● **DATASET ENTRIES**
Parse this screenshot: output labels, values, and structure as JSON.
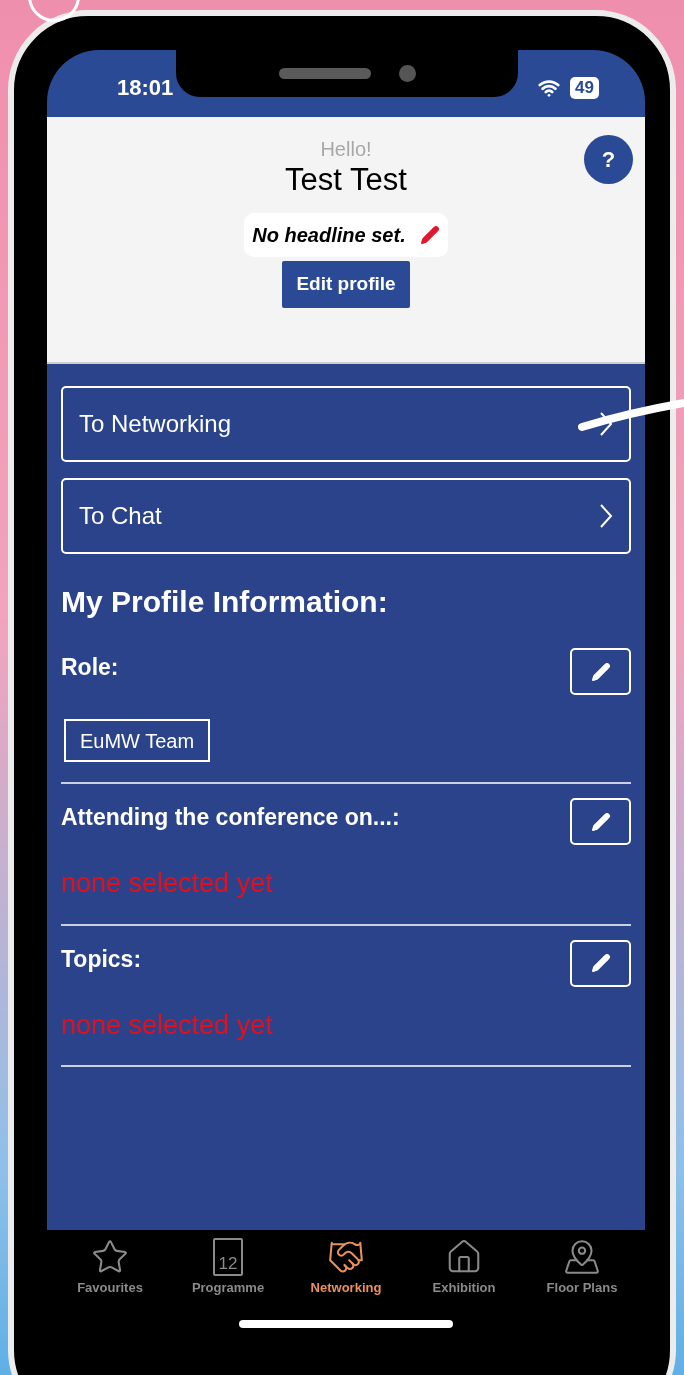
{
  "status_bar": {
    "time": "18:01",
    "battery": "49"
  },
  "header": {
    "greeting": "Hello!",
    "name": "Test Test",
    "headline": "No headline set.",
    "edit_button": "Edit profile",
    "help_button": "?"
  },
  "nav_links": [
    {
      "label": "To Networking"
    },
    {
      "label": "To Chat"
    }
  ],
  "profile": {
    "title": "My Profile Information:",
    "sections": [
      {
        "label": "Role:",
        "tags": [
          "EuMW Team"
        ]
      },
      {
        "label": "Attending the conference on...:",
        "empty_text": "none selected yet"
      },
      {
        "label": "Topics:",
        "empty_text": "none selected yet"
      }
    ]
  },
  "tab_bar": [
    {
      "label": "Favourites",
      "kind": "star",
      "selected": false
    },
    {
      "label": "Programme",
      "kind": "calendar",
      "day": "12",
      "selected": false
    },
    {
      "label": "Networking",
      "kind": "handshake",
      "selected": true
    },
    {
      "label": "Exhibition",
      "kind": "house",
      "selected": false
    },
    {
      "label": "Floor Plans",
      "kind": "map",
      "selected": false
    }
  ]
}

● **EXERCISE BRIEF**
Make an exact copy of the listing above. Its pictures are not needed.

● **WRITTEN RESPONSE**
Parse this screenshot: output labels, values, and structure as JSON.
{
  "status_bar": {
    "time": "18:01",
    "battery": "49"
  },
  "header": {
    "greeting": "Hello!",
    "name": "Test Test",
    "headline": "No headline set.",
    "edit_button": "Edit profile",
    "help_button": "?"
  },
  "nav_links": [
    {
      "label": "To Networking"
    },
    {
      "label": "To Chat"
    }
  ],
  "profile": {
    "title": "My Profile Information:",
    "sections": [
      {
        "label": "Role:",
        "tags": [
          "EuMW Team"
        ]
      },
      {
        "label": "Attending the conference on...:",
        "empty_text": "none selected yet"
      },
      {
        "label": "Topics:",
        "empty_text": "none selected yet"
      }
    ]
  },
  "tab_bar": [
    {
      "label": "Favourites",
      "kind": "star",
      "selected": false
    },
    {
      "label": "Programme",
      "kind": "calendar",
      "day": "12",
      "selected": false
    },
    {
      "label": "Networking",
      "kind": "handshake",
      "selected": true
    },
    {
      "label": "Exhibition",
      "kind": "house",
      "selected": false
    },
    {
      "label": "Floor Plans",
      "kind": "map",
      "selected": false
    }
  ]
}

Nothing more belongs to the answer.